• What you have to do
Every record must be copied exactly, from first line to last.

• Stored entries
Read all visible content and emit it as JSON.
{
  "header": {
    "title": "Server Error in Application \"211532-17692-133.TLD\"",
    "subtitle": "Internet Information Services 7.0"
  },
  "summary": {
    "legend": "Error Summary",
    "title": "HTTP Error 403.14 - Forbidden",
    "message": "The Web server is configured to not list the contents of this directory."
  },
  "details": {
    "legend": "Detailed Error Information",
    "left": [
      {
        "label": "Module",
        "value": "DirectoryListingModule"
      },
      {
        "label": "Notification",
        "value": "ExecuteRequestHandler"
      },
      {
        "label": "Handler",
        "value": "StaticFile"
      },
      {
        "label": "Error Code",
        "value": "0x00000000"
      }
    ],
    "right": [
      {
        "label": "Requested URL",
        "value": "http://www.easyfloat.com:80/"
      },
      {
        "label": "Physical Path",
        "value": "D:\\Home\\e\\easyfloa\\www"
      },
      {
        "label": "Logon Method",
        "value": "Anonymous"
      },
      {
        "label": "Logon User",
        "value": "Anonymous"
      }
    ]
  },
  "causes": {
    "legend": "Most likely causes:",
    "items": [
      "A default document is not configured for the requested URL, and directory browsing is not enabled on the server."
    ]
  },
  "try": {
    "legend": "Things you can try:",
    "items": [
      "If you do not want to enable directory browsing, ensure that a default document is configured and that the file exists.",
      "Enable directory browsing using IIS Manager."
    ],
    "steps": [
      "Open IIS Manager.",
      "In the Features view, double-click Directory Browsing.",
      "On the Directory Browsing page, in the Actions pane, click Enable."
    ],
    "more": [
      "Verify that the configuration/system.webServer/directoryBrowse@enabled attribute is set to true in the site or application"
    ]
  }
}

• Your solution
Read all visible content and emit it as JSON.
{
  "header": {
    "title": "Server Error in Application \"211532-17692-133.TLD\"",
    "subtitle": "Internet Information Services 7.0"
  },
  "summary": {
    "legend": "Error Summary",
    "title": "HTTP Error 403.14 - Forbidden",
    "message": "The Web server is configured to not list the contents of this directory."
  },
  "details": {
    "legend": "Detailed Error Information",
    "left": [
      {
        "label": "Module",
        "value": "DirectoryListingModule"
      },
      {
        "label": "Notification",
        "value": "ExecuteRequestHandler"
      },
      {
        "label": "Handler",
        "value": "StaticFile"
      },
      {
        "label": "Error Code",
        "value": "0x00000000"
      }
    ],
    "right": [
      {
        "label": "Requested URL",
        "value": "http://www.easyfloat.com:80/"
      },
      {
        "label": "Physical Path",
        "value": "D:\\Home\\e\\easyfloa\\www"
      },
      {
        "label": "Logon Method",
        "value": "Anonymous"
      },
      {
        "label": "Logon User",
        "value": "Anonymous"
      }
    ]
  },
  "causes": {
    "legend": "Most likely causes:",
    "items": [
      "A default document is not configured for the requested URL, and directory browsing is not enabled on the server."
    ]
  },
  "try": {
    "legend": "Things you can try:",
    "items": [
      "If you do not want to enable directory browsing, ensure that a default document is configured and that the file exists.",
      "Enable directory browsing using IIS Manager."
    ],
    "steps": [
      "Open IIS Manager.",
      "In the Features view, double-click Directory Browsing.",
      "On the Directory Browsing page, in the Actions pane, click Enable."
    ],
    "more": [
      "Verify that the configuration/system.webServer/directoryBrowse@enabled attribute is set to true in the site or application"
    ]
  }
}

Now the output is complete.